Virtualization, in the twilight of 2010, has become at last a mainstream technology. It enjoys widespread adoption across every sector—except those, that is, in which audit plays a primary role. Fortunately, 2011 may see some of these last bastions of technological-conservatism finally accept what is arguably the most important development in computing in the 21st century.
The problem with virtualization, of course, is that it discards the simple and comfortable division between physical systems, replacing this with an abstraction that few of us fully understand. We can read all we want about the theory of virtualization and the design of a modern hypervisor, but in the end, accepting that there exists provable isolation between running images requires a leap of faith that has never sat well with the auditing community.
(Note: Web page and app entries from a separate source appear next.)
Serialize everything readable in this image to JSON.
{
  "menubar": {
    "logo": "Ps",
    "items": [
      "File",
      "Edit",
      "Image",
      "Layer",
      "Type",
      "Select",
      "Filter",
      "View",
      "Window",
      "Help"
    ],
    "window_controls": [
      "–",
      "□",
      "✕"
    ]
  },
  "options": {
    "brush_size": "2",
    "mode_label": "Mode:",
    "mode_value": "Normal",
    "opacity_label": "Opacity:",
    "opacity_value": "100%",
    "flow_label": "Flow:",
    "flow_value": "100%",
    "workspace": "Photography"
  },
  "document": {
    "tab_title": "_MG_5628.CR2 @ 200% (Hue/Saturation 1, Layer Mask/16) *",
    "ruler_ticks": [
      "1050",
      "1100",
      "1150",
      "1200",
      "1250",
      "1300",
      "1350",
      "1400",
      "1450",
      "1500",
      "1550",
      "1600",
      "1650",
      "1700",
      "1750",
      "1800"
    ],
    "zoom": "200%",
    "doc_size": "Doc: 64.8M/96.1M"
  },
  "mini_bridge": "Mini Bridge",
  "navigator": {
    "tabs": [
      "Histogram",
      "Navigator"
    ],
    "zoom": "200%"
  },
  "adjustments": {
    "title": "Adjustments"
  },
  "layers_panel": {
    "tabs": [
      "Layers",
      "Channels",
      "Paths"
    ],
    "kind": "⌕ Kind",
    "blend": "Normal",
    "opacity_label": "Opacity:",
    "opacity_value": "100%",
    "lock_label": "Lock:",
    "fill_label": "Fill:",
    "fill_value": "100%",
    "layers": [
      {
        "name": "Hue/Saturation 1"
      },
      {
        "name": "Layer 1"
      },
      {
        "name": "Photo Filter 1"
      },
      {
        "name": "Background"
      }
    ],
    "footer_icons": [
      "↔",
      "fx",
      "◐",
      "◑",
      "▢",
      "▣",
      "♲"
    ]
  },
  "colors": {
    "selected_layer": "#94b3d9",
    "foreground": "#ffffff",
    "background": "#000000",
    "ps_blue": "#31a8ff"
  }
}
To be fair to the auditors, when that person’s career depends on making a judgment of the relative security risk associated with a system, there is a natural and understandable tendency toward caution. Change may be fast in matters of technology, but human process is tangled up with complexities that just take time to work through.
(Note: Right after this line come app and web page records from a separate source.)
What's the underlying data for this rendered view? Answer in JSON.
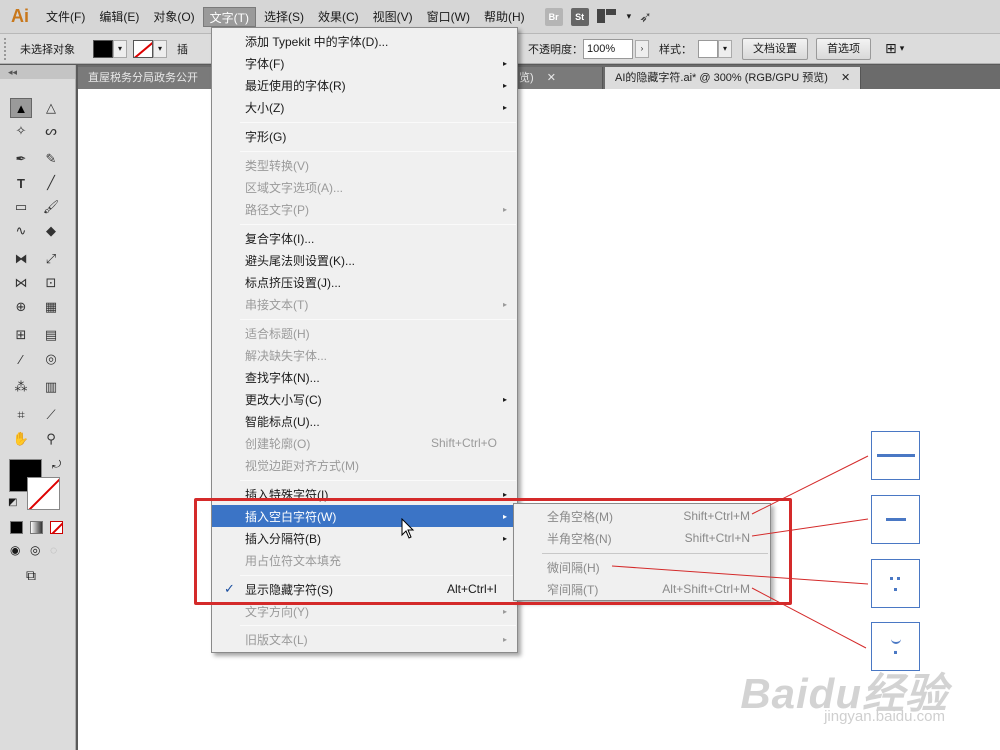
{
  "app": {
    "logo": "Ai"
  },
  "menubar": {
    "items": [
      "文件(F)",
      "编辑(E)",
      "对象(O)",
      "文字(T)",
      "选择(S)",
      "效果(C)",
      "视图(V)",
      "窗口(W)",
      "帮助(H)"
    ],
    "br": "Br",
    "st": "St"
  },
  "control": {
    "no_selection": "未选择对象",
    "opacity_label": "不透明度：",
    "opacity_value": "100%",
    "style_label": "样式：",
    "doc_settings": "文档设置",
    "preferences": "首选项",
    "trunc": "插"
  },
  "tabs": [
    {
      "title": "直屋税务分局政务公开",
      "close": "✕"
    },
    {
      "title": "览)",
      "close": "✕"
    },
    {
      "title": "AI的隐藏字符.ai* @ 300% (RGB/GPU 预览)",
      "close": "✕"
    }
  ],
  "toolbox": {
    "collapse": "◂◂"
  },
  "type_menu": {
    "items": [
      {
        "label": "添加 Typekit 中的字体(D)...",
        "short": "",
        "arrow": ""
      },
      {
        "label": "字体(F)",
        "short": "",
        "arrow": "▸"
      },
      {
        "label": "最近使用的字体(R)",
        "short": "",
        "arrow": "▸"
      },
      {
        "label": "大小(Z)",
        "short": "",
        "arrow": "▸"
      },
      {
        "label": "字形(G)",
        "short": "",
        "arrow": ""
      },
      {
        "label": "类型转换(V)",
        "short": "",
        "arrow": ""
      },
      {
        "label": "区域文字选项(A)...",
        "short": "",
        "arrow": ""
      },
      {
        "label": "路径文字(P)",
        "short": "",
        "arrow": "▸"
      },
      {
        "label": "复合字体(I)...",
        "short": "",
        "arrow": ""
      },
      {
        "label": "避头尾法则设置(K)...",
        "short": "",
        "arrow": ""
      },
      {
        "label": "标点挤压设置(J)...",
        "short": "",
        "arrow": ""
      },
      {
        "label": "串接文本(T)",
        "short": "",
        "arrow": "▸"
      },
      {
        "label": "适合标题(H)",
        "short": "",
        "arrow": ""
      },
      {
        "label": "解决缺失字体...",
        "short": "",
        "arrow": ""
      },
      {
        "label": "查找字体(N)...",
        "short": "",
        "arrow": ""
      },
      {
        "label": "更改大小写(C)",
        "short": "",
        "arrow": "▸"
      },
      {
        "label": "智能标点(U)...",
        "short": "",
        "arrow": ""
      },
      {
        "label": "创建轮廓(O)",
        "short": "Shift+Ctrl+O",
        "arrow": ""
      },
      {
        "label": "视觉边距对齐方式(M)",
        "short": "",
        "arrow": ""
      },
      {
        "label": "插入特殊字符(I)",
        "short": "",
        "arrow": "▸"
      },
      {
        "label": "插入空白字符(W)",
        "short": "",
        "arrow": "▸"
      },
      {
        "label": "插入分隔符(B)",
        "short": "",
        "arrow": "▸"
      },
      {
        "label": "用占位符文本填充",
        "short": "",
        "arrow": ""
      },
      {
        "label": "显示隐藏字符(S)",
        "short": "Alt+Ctrl+I",
        "arrow": ""
      },
      {
        "label": "文字方向(Y)",
        "short": "",
        "arrow": "▸"
      },
      {
        "label": "旧版文本(L)",
        "short": "",
        "arrow": "▸"
      }
    ],
    "check_mark": "✓"
  },
  "whitespace_submenu": {
    "items": [
      {
        "label": "全角空格(M)",
        "short": "Shift+Ctrl+M"
      },
      {
        "label": "半角空格(N)",
        "short": "Shift+Ctrl+N"
      },
      {
        "label": "微间隔(H)",
        "short": ""
      },
      {
        "label": "窄间隔(T)",
        "short": "Alt+Shift+Ctrl+M"
      }
    ]
  },
  "watermark": {
    "brand": "Baidu经验",
    "url": "jingyan.baidu.com"
  },
  "colors": {
    "highlight": "#3b74c6",
    "annotation_red": "#d42a2a",
    "illustration_blue": "#4a78c4"
  }
}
The payment card industry may be leading the way toward legitimizing virtualization in architectures subject to serious compliance concerns. PCI 2.0, the set of security requirements for enhancing security around payment card processing, comes into effect Jan 1, 2011, and provides specific guidance to the auditing community about how they should approach virtualization without simply rejecting it outright.
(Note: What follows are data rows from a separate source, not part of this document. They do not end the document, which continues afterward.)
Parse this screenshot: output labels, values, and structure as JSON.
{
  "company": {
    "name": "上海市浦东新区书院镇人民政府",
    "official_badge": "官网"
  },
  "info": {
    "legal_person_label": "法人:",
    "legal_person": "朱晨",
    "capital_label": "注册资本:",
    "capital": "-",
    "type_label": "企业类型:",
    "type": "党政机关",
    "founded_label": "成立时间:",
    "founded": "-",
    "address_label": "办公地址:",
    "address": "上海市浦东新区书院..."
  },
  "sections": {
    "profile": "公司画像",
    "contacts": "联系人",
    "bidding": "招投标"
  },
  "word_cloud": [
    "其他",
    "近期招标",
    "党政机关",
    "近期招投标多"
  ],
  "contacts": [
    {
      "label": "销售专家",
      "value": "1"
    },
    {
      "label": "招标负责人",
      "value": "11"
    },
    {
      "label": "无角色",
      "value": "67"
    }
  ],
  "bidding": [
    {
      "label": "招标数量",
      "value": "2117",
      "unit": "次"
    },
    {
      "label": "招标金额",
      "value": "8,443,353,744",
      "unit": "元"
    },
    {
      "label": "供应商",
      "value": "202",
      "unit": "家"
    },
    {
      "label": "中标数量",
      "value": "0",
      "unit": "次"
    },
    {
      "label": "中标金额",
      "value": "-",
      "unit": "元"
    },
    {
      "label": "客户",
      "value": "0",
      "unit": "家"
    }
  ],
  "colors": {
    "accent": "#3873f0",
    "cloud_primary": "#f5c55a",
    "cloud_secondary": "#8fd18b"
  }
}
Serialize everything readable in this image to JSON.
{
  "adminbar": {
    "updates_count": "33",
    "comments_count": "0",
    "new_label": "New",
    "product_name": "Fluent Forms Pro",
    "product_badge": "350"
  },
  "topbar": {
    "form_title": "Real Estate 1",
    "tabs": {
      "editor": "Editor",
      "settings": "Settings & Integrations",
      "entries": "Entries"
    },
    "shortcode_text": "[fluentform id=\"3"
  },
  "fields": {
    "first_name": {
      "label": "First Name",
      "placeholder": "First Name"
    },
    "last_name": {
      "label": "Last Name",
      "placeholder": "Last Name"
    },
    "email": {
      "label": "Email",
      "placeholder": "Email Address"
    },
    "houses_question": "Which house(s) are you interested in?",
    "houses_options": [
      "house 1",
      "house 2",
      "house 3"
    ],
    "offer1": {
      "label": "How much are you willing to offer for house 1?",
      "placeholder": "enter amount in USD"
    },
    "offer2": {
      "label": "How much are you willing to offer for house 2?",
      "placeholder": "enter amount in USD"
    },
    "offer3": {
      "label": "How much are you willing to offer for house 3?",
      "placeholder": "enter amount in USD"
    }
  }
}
Charles Babcock, in InformationWeek, published a good overview of the issue. He writes:
Interpretation of the (PCI) version currently in force, 1.2.1, has prompted implementers to keep distinct functions on physically separate systems, each with its own random access memory, CPUs, and storage, thus imposing a tangible separation of parts. PCI didn’t require this, because the first regulation was written before the notion of virtualization became prevalent. But the auditors of PCI, who pass your system as PCI-compliant, chose to interpret the regulation as meaning physically separate.
The word that should pique interest here is interpretation. As Babcock notes, existing (pre-2.0) PCI didn’t require physical separation between systems, but because this had been the prevailing means to implement provable isolation between applications, it became the sine qua non condition in every audit.
The issue of physical isolation compared to virtual isolation isn’t restricted to financial services. The military advocates similar design patterns, with tangible isolation between entire networks that carry classified or unclassified data. I attended a very interesting panel at VMworld back in September that discussed virtualization and compliance at length. One anecdote that really struck me was made by Michael Berman, CTO of Catbird. Michael is the veteran of many ethical hacking jobs. In his experience, nearly every official inventory of applications his clients possessed was incomplete, and it is the overlooked applications that are most often the weakness to exploit. The virtualized environment, in contrast, offers an inventory of running images under control of the hypervisor that is necessarily complete. There may still be weak (or unaccounted for) applications residing on the images, but this is nonetheless a major step forward through provision of an accurate big picture for security and operations. Ironically, virtualization may be a means to more secure architectures.
I’m encouraged by the steps taken with PCI 2.0. Fighting audits is a nearly always a loosing proposition, or is at best a Pyrrhic victory. Changing the rules of engagement is the way to win this war.